Many women and men are entangled in difficult and abusive relationships where they may be physically or emotionally battered. It is extremely difficult to sort out the mixture of feelings one can experience in such situations, spanning the extremes between love and hate.
When you have lived much of your adult life with a partner who is abusive or controlling; when you have children who need and love and depend upon this partner - the costs of leaving and the costs of staying seem very high.
The self-help books listed below are excellent resources to help you deepen your understanding of your situation and to explore the options that are available to you. They also provide comfort and encouragement that you are not alone in this difficult struggle.
More Recommended Self-Help Books on Abusive Relationships
This classic self-help book includes excellent critical summaries of the legal and political status of battered wives and the extent to which their immediate predicament must be understood in broad political terms. Del Martin argues that the basis of the problem is not in husband-wife interaction or immediate triggering events, but in the institution of marriage, historical attitudes toward women, the economy, and inadequacies in legal and social service systems. 1981, Volcano Press

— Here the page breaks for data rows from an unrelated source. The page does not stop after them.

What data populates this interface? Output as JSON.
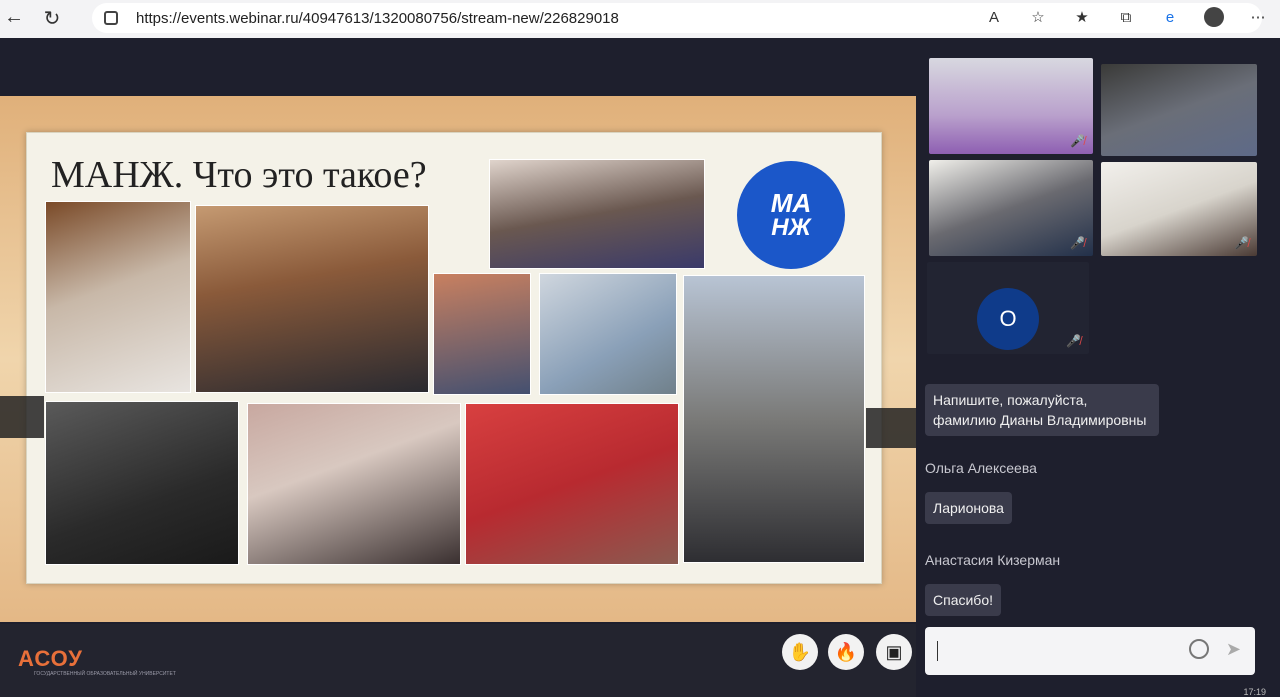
{
  "browser": {
    "url": "https://events.webinar.ru/40947613/1320080756/stream-new/226829018",
    "icons": [
      "read-aloud-icon",
      "favorite-add-icon",
      "favorites-icon",
      "collections-icon",
      "edge-icon",
      "profile-icon",
      "more-icon"
    ]
  },
  "slide": {
    "title": "МАНЖ. Что это такое?",
    "logo_line1": "МА",
    "logo_line2": "НЖ"
  },
  "participants": [
    {
      "name": "",
      "muted": true
    },
    {
      "name": "",
      "muted": false
    },
    {
      "name": "",
      "muted": true
    },
    {
      "name": "",
      "muted": true
    },
    {
      "initial": "О",
      "muted": true
    }
  ],
  "chat": {
    "messages": [
      {
        "sender": "",
        "text_line1": "Напишите, пожалуйста,",
        "text_line2": "фамилию Дианы Владимировны"
      },
      {
        "sender": "Ольга Алексеева",
        "text": "Ларионова"
      },
      {
        "sender": "Анастасия Кизерман",
        "text": "Спасибо!"
      }
    ],
    "input_placeholder": ""
  },
  "branding": {
    "logo": "АСОУ",
    "logo_sub": "ГОСУДАРСТВЕННЫЙ ОБРАЗОВАТЕЛЬНЫЙ УНИВЕРСИТЕТ"
  },
  "controls": {
    "hand_icon": "raise-hand-icon",
    "fire_icon": "reaction-icon",
    "screen_icon": "screen-layout-icon"
  },
  "clock": "17:19"
}
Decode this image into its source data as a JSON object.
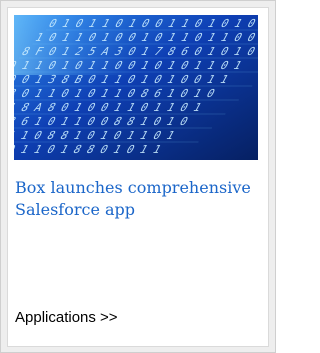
{
  "card": {
    "image": {
      "description_icon": "binary-data-photo",
      "colors": {
        "base": "#0a2b8f",
        "highlight": "#49b7ff",
        "glyph": "#c9ecff"
      }
    },
    "headline": "Box launches comprehensive Salesforce app",
    "category_link": "Applications >>",
    "colors": {
      "headline": "#1b66c9",
      "category": "#000000",
      "border": "#cfcfcf"
    }
  }
}
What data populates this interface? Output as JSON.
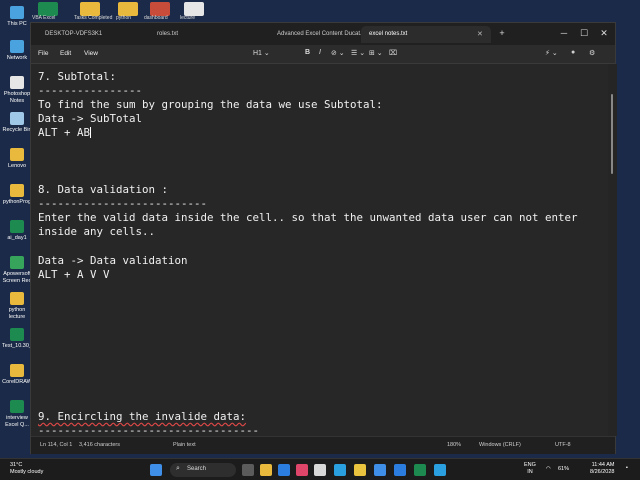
{
  "desktop": {
    "top_icons": [
      "VBA Excel",
      "Tasks Completed",
      "python",
      "dashboard",
      "lecture"
    ],
    "items": [
      {
        "label": "This PC",
        "icon": "computer-icon",
        "color": "#4aa3df"
      },
      {
        "label": "Network",
        "icon": "network-icon",
        "color": "#4aa3df"
      },
      {
        "label": "Photoshop Notes",
        "icon": "document-icon",
        "color": "#e6e6e6"
      },
      {
        "label": "Recycle Bin",
        "icon": "recycle-bin-icon",
        "color": "#9fc7e8"
      },
      {
        "label": "Lenovo",
        "icon": "folder-icon",
        "color": "#e8b93c"
      },
      {
        "label": "pythonProg",
        "icon": "folder-icon",
        "color": "#e8b93c"
      },
      {
        "label": "ai_day1",
        "icon": "excel-icon",
        "color": "#1d8a4f"
      },
      {
        "label": "Apowersoft Screen Rec",
        "icon": "recorder-icon",
        "color": "#36a45a"
      },
      {
        "label": "python lecture",
        "icon": "folder-icon",
        "color": "#e8b93c"
      },
      {
        "label": "Test_10.30_",
        "icon": "excel-icon",
        "color": "#1d8a4f"
      },
      {
        "label": "CorelDRAW",
        "icon": "folder-icon",
        "color": "#e8b93c"
      },
      {
        "label": "interview Excel Q...",
        "icon": "excel-icon",
        "color": "#1d8a4f"
      }
    ]
  },
  "window": {
    "tabs": [
      {
        "label": "DESKTOP-VDFS3K1"
      },
      {
        "label": "roles.txt"
      },
      {
        "label": "Advanced Excel Content Ducat.txt"
      },
      {
        "label": "excel notes.txt",
        "active": true
      }
    ],
    "new_tab": "+",
    "controls": {
      "minimize": "─",
      "maximize": "☐",
      "close": "✕"
    },
    "menu": [
      "File",
      "Edit",
      "View"
    ],
    "toolbar": {
      "heading": "H1 ⌄",
      "bold": "B",
      "italic": "I",
      "link": "⊘ ⌄",
      "list": "☰ ⌄",
      "table": "⊞ ⌄",
      "clear": "⌧"
    },
    "right_tools": {
      "copilot": "⚡ ⌄",
      "account": "●",
      "settings": "⚙"
    }
  },
  "editor": {
    "lines": [
      "7. SubTotal:",
      "----------------",
      "To find the sum by grouping the data we use Subtotal:",
      "Data -> SubTotal",
      "ALT + AB",
      "8. Data validation :",
      "--------------------------",
      "Enter the valid data inside the cell.. so that the unwanted data user can not enter",
      "inside any cells..",
      "Data -> Data validation",
      "ALT + A V V",
      "9. Encircling the invalide data:",
      "----------------------------------"
    ]
  },
  "status": {
    "position": "Ln 114, Col 1",
    "characters": "3,416 characters",
    "format": "Plain text",
    "zoom": "180%",
    "line_endings": "Windows (CRLF)",
    "encoding": "UTF-8"
  },
  "taskbar": {
    "temperature": "31°C",
    "weather": "Mostly cloudy",
    "search": "Search",
    "language_1": "ENG",
    "language_2": "IN",
    "battery": "61%",
    "time": "11:44 AM",
    "date": "8/26/2028"
  }
}
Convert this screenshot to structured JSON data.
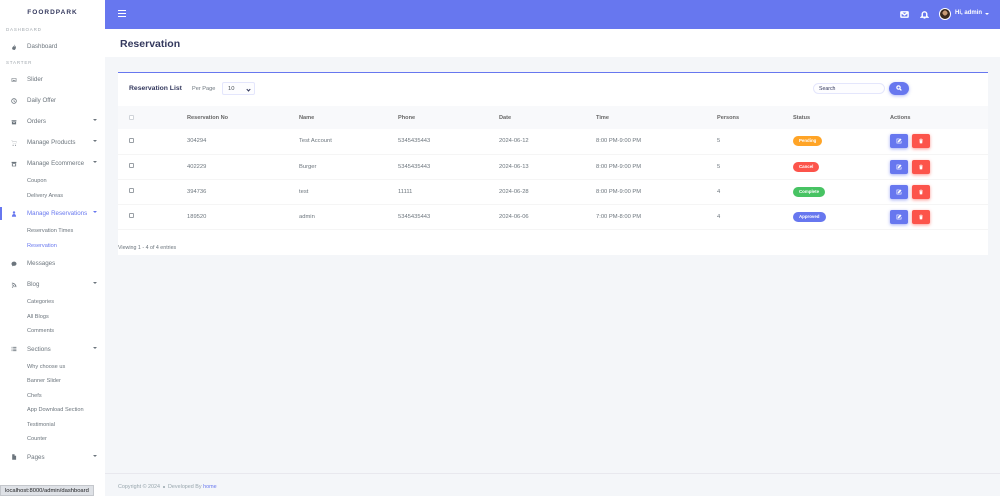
{
  "brand": "FOORDPARK",
  "sidebar": {
    "header_dashboard": "DASHBOARD",
    "header_starter": "STARTER",
    "items": {
      "dashboard": "Dashboard",
      "slider": "Slider",
      "daily_offer": "Daily Offer",
      "orders": "Orders",
      "manage_products": "Manage Products",
      "manage_ecommerce": "Manage Ecommerce",
      "coupon": "Coupon",
      "delivery_areas": "Delivery Areas",
      "manage_reservations": "Manage Reservations",
      "reservation_times": "Reservation Times",
      "reservation": "Reservation",
      "messages": "Messages",
      "blog": "Blog",
      "categories": "Categories",
      "all_blogs": "All Blogs",
      "comments": "Comments",
      "sections": "Sections",
      "why_choose_us": "Why choose us",
      "banner_slider": "Banner Slider",
      "chefs": "Chefs",
      "app_download_section": "App Download Section",
      "testimonial": "Testimonial",
      "counter": "Counter",
      "pages": "Pages"
    }
  },
  "topbar": {
    "user_greeting": "Hi, admin"
  },
  "page_title": "Reservation",
  "card": {
    "title": "Reservation List",
    "per_page_label": "Per Page",
    "per_page_value": "10",
    "search_placeholder": "Search",
    "viewing": "Viewing 1 - 4 of 4 entries"
  },
  "table": {
    "headers": [
      "Reservation No",
      "Name",
      "Phone",
      "Date",
      "Time",
      "Persons",
      "Status",
      "Actions"
    ],
    "rows": [
      {
        "no": "304294",
        "name": "Test Account",
        "phone": "5345435443",
        "date": "2024-06-12",
        "time": "8:00 PM-9:00 PM",
        "persons": "5",
        "status": "Pending"
      },
      {
        "no": "402229",
        "name": "Burger",
        "phone": "5345435443",
        "date": "2024-06-13",
        "time": "8:00 PM-9:00 PM",
        "persons": "5",
        "status": "Cancel"
      },
      {
        "no": "394736",
        "name": "test",
        "phone": "11111",
        "date": "2024-06-28",
        "time": "8:00 PM-9:00 PM",
        "persons": "4",
        "status": "Complete"
      },
      {
        "no": "189520",
        "name": "admin",
        "phone": "5345435443",
        "date": "2024-06-06",
        "time": "7:00 PM-8:00 PM",
        "persons": "4",
        "status": "Approved"
      }
    ]
  },
  "status_colors": {
    "Pending": "#ffa426",
    "Cancel": "#fc544b",
    "Complete": "#47c363",
    "Approved": "#6777ef"
  },
  "footer": {
    "copyright": "Copyright © 2024",
    "developed_by": "Developed By",
    "link": "home"
  },
  "browser_status_url": "localhost:8000/admin/dashboard"
}
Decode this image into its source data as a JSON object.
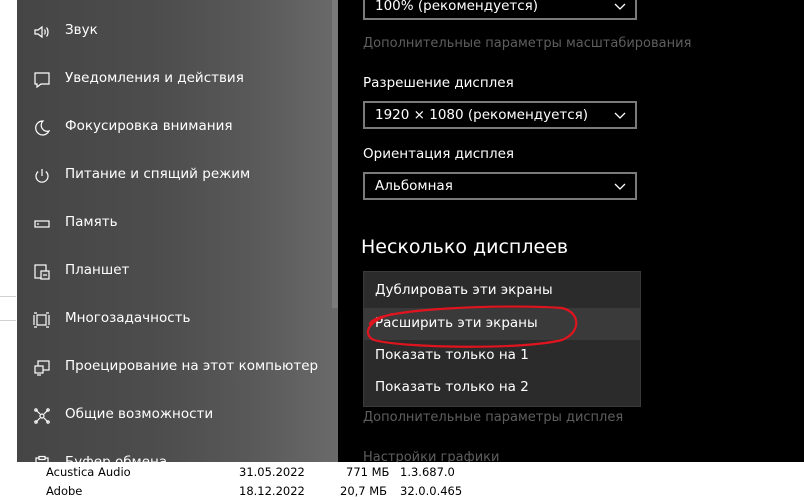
{
  "background_window": {
    "rows": [
      {
        "name": "Acustica Audio",
        "date": "31.05.2022",
        "size": "771 МБ",
        "version": "1.3.687.0"
      },
      {
        "name": "Adobe",
        "date": "18.12.2022",
        "size": "20,7 МБ",
        "version": "32.0.0.465"
      }
    ]
  },
  "sidebar": {
    "items": [
      {
        "label": "Звук",
        "icon": "speaker-icon"
      },
      {
        "label": "Уведомления и действия",
        "icon": "notification-icon"
      },
      {
        "label": "Фокусировка внимания",
        "icon": "moon-icon"
      },
      {
        "label": "Питание и спящий режим",
        "icon": "power-icon"
      },
      {
        "label": "Память",
        "icon": "storage-icon"
      },
      {
        "label": "Планшет",
        "icon": "tablet-icon"
      },
      {
        "label": "Многозадачность",
        "icon": "multitasking-icon"
      },
      {
        "label": "Проецирование на этот компьютер",
        "icon": "projecting-icon"
      },
      {
        "label": "Общие возможности",
        "icon": "shared-experiences-icon"
      },
      {
        "label": "Буфер обмена",
        "icon": "clipboard-icon"
      }
    ]
  },
  "content": {
    "scale_value": "100% (рекомендуется)",
    "advanced_scaling_link": "Дополнительные параметры масштабирования",
    "resolution_label": "Разрешение дисплея",
    "resolution_value": "1920 × 1080 (рекомендуется)",
    "orientation_label": "Ориентация дисплея",
    "orientation_value": "Альбомная",
    "multiple_displays_title": "Несколько дисплеев",
    "multiple_displays_options": [
      "Дублировать эти экраны",
      "Расширить эти экраны",
      "Показать только на 1",
      "Показать только на 2"
    ],
    "advanced_display_link": "Дополнительные параметры дисплея",
    "graphics_settings_link": "Настройки графики"
  },
  "colors": {
    "annotation": "#e0141e"
  }
}
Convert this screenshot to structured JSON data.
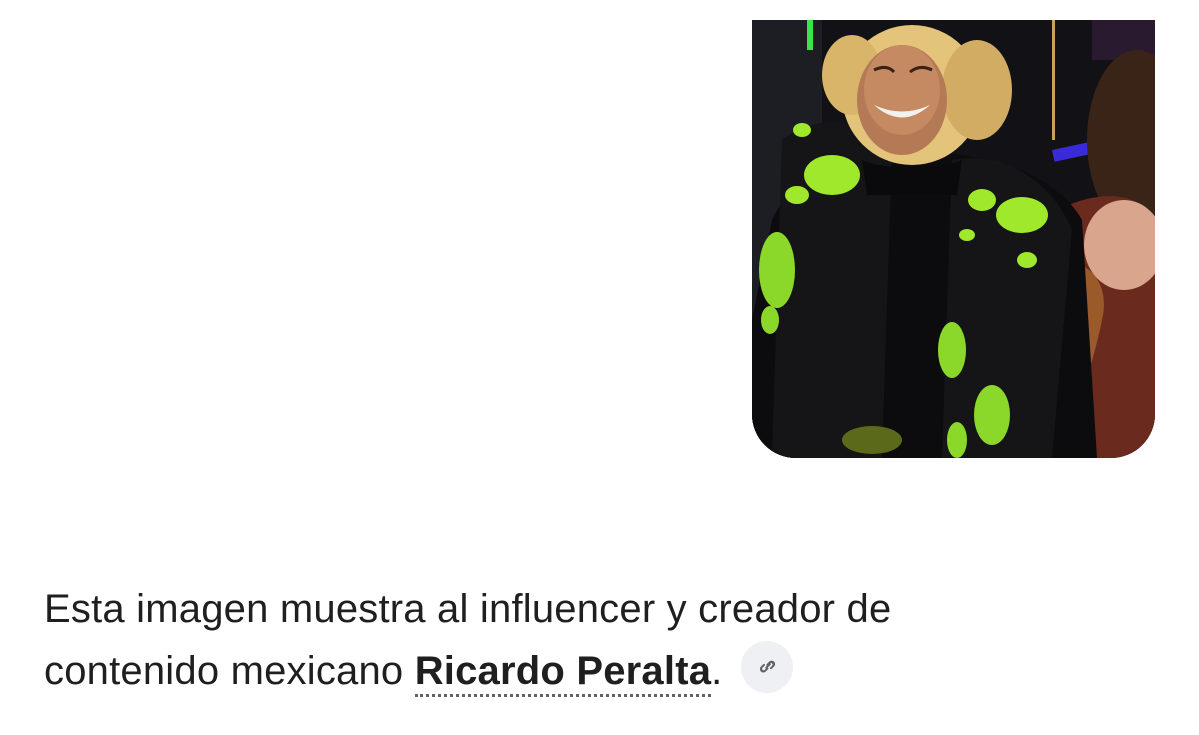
{
  "response": {
    "text_line1": "Esta imagen muestra al influencer y creador de",
    "text_line2_before": "contenido mexicano ",
    "entity_name": "Ricardo Peralta",
    "text_after": "."
  },
  "image": {
    "alt": "Persona riendo con chaqueta negra con manchas verde neón"
  },
  "icons": {
    "source_link": "link-icon"
  },
  "colors": {
    "background": "#ffffff",
    "text": "#1f1f1f",
    "chip_background": "#eef0f3",
    "jacket_accent": "#9fe82c"
  }
}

Many women in abusive relationships have benefited from this excellent self-help book which addresses the myths and realities of abuse. It includes a number of personal stories of battered women which clearly show the kinds of coercive techniques often found in battering relationships. This is a sympathetic and compassionate book which takes seriously the complex difficulties battered women face in moving ahead with their lives. 1979, HarperCollins
Millions of adults grew up with immature, self-absorbed parents who made their children responsible for their physical and emotional well-being, expected admiration and constant attention, and reacted with criticism and blame when their slightest need went unmet. In this accessible self-help book, Brown helps grown children come to terms with the results of such an upbringing, including tendencies to overcomply to others needs, withdraw when someone needs nurturing and lack self esteem. 2008, New Harbinger
In this memoir, Melodie Beattie talks about her drinking problem, her recovery and her work as a counselor. She combines real-life stories with clear explanations of the codependent syndrome. 1992, Hazelden
If you feel unfairly criticized, controlled by others, or are afraid of being lonely, you could be suffering from emotional abuse. This compassionate self-help source book guides you through a step-by-step recovery process to help you heal the damage done in the past. 1992, Ballantine Books; Reissue edition
This self-help book offers solid counsel for women who find themselves in physically abusive relationships. It offers help with the difficult decision of whether to leave or to stay. Finding resources and what to do after you leave are highlights of the book. There are also sections on abused teens and abused lesbians. The book includes a large number of useful exercises for readers. 2004, Seal Press, 4th Edition
A Ms. Magazine survey reveals that 25% of college women polled have been the victims of rape or attempted rape; 84% of the victims were acquainted with the attacker. This self help book includes realistic and practical advice on how women can protect themselves and how men can prevent this type of rape. 1994, HarperPerennial
If you're always walking on eggshells around your partner, Stosny is writing for you. The CompassionPower founder and relationship expert draws examples and exercises from his experience working with couples as he discusses core values, anger management, resentment, power struggles, and reconstruction. 2008, Da CapoPress
Author Golomb reminds adults who were children of narcissistic parents about the destructive legacy they have been given. Children of narcissistic parents, who were forced to conform to parental thinking, often have a distorted view of their true capacities and a diminished sense of self-worth which may interfere with their search for autonomy, their work and school performance, and their other adult relationships. 1995, Perennial Currents
The author interviews forty verbally abused women and describes categories of verbal abuse with clear examples of effective responses to the different types of abuse. 1996, Adams Media
The authors warn that a woman married to a manipulative or an overly critical man is in a potentially dangerous situation: even men who have never been physically violent toward their partners may become abusers. The writers offer clear advice on how to escape and where to find emergency support. 1993, Perennial